If you have an artificial tree then storage is an issue. If your tree is one of those that has the branches that detach from the center post, your main issue is labeling. Usually they are color coded at the end of the branch. However, with years of use, setting up, taking down, that color code can fade. Using colored duct tape is a solution. Stays bright longer and also helps the branches set in tighter to the holes that have probably gotten wider with time. When storing the branches, do so in layers, bottom to the top, so setup is just reversed, top down.
The other type of artificial tree, the branches remain attached. In this case, it’s a great idea to wrap the tree tight with thrift store belts. This keeps the tree in a much more storable shape. Once you’ve belted your tree tight, the best way to store it safely is in a concrete form tube. Duct tape one end, slide the tree in, duct tape it closed. Safe and ready for the next season.
Another idea would be what I call my Christmas tree alternative.
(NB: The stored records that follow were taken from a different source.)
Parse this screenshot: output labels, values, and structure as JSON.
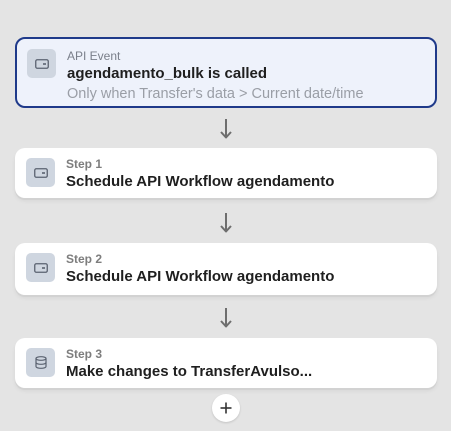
{
  "event": {
    "kicker": "API Event",
    "title": "agendamento_bulk is called",
    "condition": "Only when Transfer's data > Current date/time",
    "icon": "api-icon"
  },
  "steps": [
    {
      "kicker": "Step 1",
      "title": "Schedule API Workflow agendamento",
      "icon": "api-icon"
    },
    {
      "kicker": "Step 2",
      "title": "Schedule API Workflow agendamento",
      "icon": "api-icon"
    },
    {
      "kicker": "Step 3",
      "title": "Make changes to TransferAvulso...",
      "icon": "database-icon"
    }
  ],
  "add_step": {
    "icon": "plus-icon"
  },
  "colors": {
    "background": "#e4e4e4",
    "selected_border": "#1f3a8a",
    "selected_fill": "#eef2fb",
    "icon_tile": "#cfd6e0"
  }
}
I live in a small apartment and could never find a tree that didn’t either take over and try to kill me -no seriously, that happened- or was so small and sad, it made Charlie Brown’s tree feel confident. Then one year, I saw a few photos of book trees. I stack books, rounded base and then, pile them up until they have the shape of a tree. Then I string them with lights and such. White lights bouncing off the various book jackets gives a lovely multi-colored glow. It’s also a good conversation piece and when the holidays are over, they go back up on the shelf.
When storing your Christmas decorations, it’s wise to make sure they have their own place either in the basement, attic or your storage unit. Well labeled and in their own area, the Christmas decorations will be easy to get to and easy to put away. Making the retrieving and storing your Christmas decorations as easy as possible allows you to start the holidays off feeling good and light not frustrated and defeated.